● **YOUR TASK**
Check every line of the records below for the string "persistence" and copy the ones that have it.
DATA EXTRACTS: Begin
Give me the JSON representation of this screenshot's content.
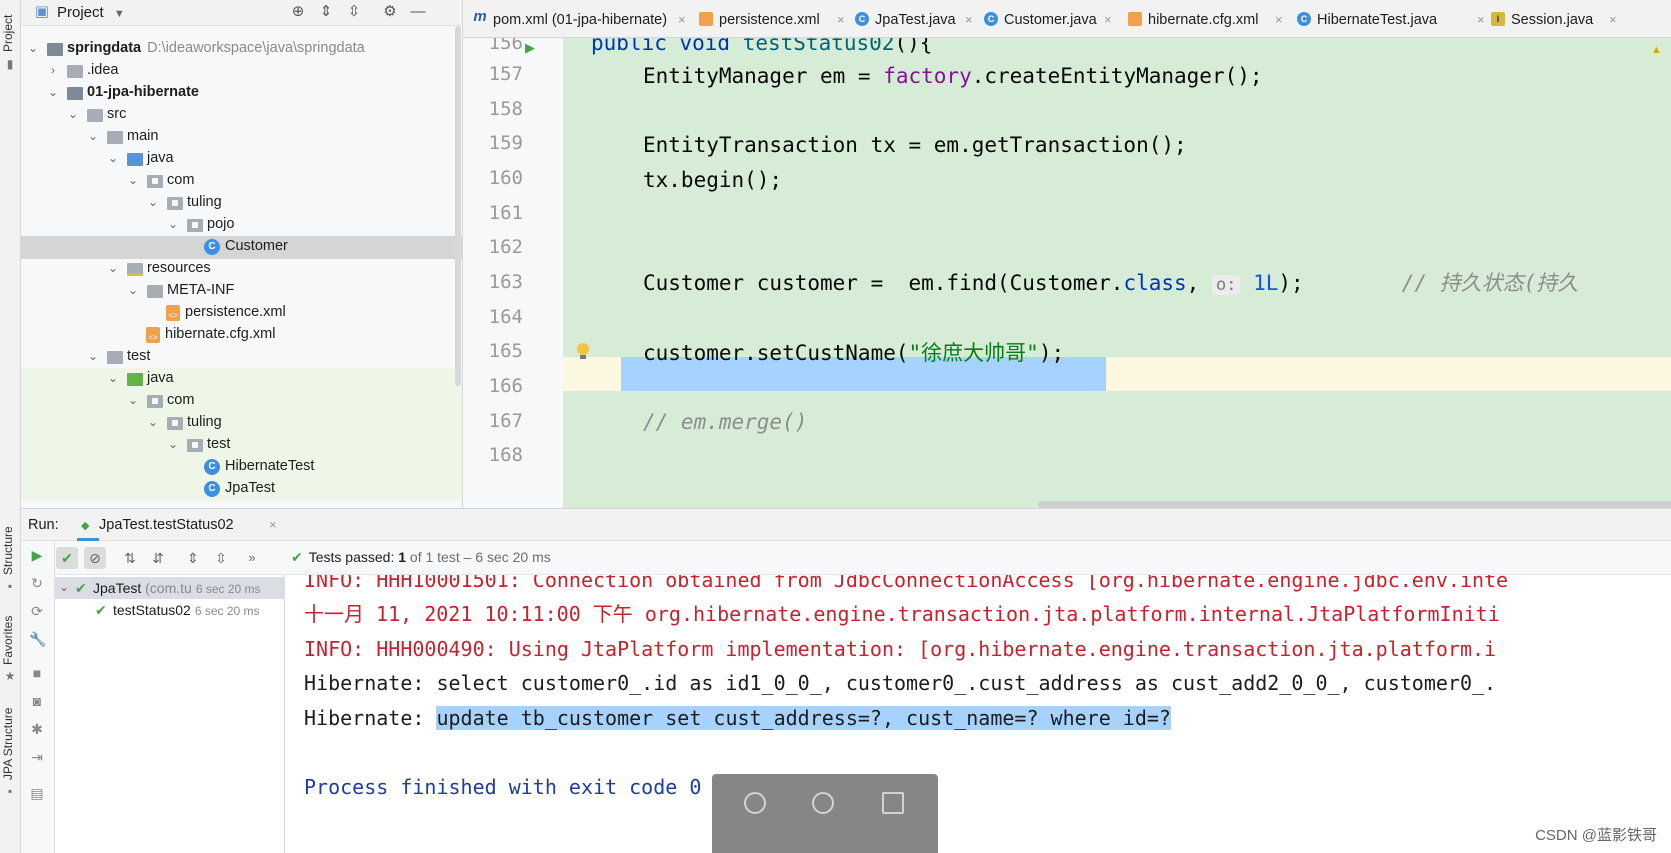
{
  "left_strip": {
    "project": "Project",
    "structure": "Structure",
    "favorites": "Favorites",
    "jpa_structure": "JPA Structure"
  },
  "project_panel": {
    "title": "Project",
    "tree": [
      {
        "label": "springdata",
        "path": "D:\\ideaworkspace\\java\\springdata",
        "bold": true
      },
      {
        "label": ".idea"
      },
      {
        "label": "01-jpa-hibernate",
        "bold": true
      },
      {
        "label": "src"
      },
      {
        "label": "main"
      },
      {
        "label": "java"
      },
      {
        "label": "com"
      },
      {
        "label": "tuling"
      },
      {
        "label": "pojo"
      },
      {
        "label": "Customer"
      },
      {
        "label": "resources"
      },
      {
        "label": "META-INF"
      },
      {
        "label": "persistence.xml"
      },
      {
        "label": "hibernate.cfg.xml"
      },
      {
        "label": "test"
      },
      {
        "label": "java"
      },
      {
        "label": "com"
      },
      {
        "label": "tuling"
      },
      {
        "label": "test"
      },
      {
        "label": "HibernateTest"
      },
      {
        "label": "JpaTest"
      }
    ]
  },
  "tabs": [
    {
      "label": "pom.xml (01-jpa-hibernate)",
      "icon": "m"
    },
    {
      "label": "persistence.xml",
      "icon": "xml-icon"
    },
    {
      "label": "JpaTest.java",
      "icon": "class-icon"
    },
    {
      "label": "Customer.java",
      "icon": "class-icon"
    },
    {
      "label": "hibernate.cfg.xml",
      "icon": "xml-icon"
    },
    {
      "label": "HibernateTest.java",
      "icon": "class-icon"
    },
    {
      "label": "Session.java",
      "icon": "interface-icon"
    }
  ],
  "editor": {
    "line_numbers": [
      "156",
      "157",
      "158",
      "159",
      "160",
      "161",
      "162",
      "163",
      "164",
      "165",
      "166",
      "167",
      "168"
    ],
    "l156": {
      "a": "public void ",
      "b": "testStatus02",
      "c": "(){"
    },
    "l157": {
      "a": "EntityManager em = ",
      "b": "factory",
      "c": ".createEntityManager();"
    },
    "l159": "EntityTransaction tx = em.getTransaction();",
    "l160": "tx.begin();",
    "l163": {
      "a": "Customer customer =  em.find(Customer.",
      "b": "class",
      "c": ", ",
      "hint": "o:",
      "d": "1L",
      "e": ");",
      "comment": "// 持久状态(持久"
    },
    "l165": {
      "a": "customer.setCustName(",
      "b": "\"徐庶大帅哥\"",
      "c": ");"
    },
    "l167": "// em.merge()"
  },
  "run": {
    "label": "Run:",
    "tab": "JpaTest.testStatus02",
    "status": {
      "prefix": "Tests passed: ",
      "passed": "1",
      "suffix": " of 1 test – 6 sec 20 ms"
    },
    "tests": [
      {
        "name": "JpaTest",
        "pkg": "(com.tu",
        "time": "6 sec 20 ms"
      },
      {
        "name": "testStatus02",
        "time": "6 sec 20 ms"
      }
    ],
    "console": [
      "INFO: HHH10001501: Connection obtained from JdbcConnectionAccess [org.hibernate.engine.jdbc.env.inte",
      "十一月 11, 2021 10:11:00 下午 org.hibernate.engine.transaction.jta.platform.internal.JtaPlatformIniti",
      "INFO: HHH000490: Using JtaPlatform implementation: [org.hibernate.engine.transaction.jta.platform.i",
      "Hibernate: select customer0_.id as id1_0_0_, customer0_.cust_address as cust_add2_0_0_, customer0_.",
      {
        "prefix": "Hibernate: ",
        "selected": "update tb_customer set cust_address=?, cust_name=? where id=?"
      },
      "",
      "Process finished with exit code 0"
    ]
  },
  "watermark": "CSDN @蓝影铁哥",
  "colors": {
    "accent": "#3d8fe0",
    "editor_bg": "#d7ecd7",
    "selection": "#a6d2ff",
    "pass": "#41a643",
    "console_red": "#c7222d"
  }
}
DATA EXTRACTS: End
● **WRITTEN SOLUTION**
        "label": "persistence.xml"
      "label": "persistence.xml",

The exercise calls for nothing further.